DALLAS — Dwyane Wade knows in the NBA finals, collapses can carry over.
He was in the Dirk Nowitzki role five years ago, summoning a desperate charge to rescue a team that was down but refused to go out.
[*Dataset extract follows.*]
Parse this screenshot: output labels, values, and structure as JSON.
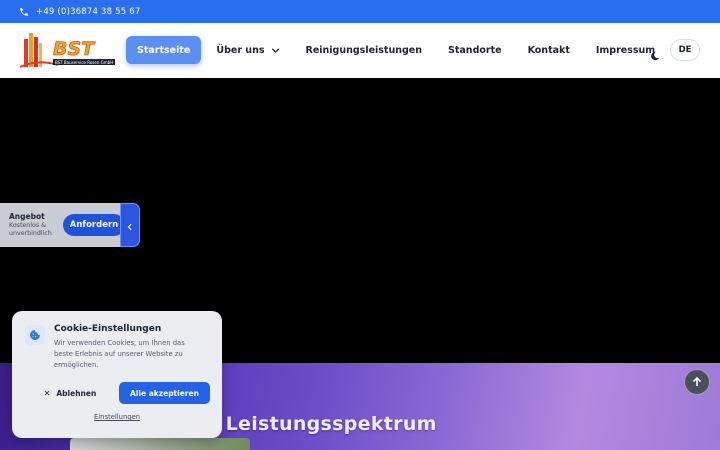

A furious fourth-quarter rally saved the Heat from a 3-0 deficit and they never looked back, winning four straight to beat Dallas.
The finals hadn’t seen anything like that again until Thursday night, and this time Wade was on the wrong end of it. The Heat were almost halfway to another championship celebration when the game suddenly swung in the Mavericks’ favor.
Will the series, too?
“I understand once you don’t close a team down, they get confidence and life,” Wade said. “This is a big challenge for us. We’re going to have to live up to the challenge, the hole we dug for ourselves, and we’re going to see what we’re made of as a team.”
That means he, LeBron James and the rest of the Heat must prove they have the poise the 2006 Mavericks lacked.
“We made it a lot harder on ourselves,” Wade said. “We’re going to see what we’re made of as a team. Now we have three straight games on the road, but I wouldn’t want to be in this position with any other team.”
Game 3 is Sunday night in Dallas, giving the Heat two days to think about their seven bad minutes. They made only one field goal after taking a 15-point lead, allowing the Mavericks to pull out a 95-93 victory on Nowitzki’s layup with 3.6 seconds left.
Nowitzki, unaffected by a torn tendon in the middle finger of his left hand, scored the final nine Dallas points, including the tiebreaking basket using that hand.
After seizing the Mavs’ second chance, he warned that they can’t blow it.
“We’re going to approach the next one like it’s our last. You cannot get a split and get a huge emotional win in Game 2 and then go home and lose Game 3,” Nowitzki said.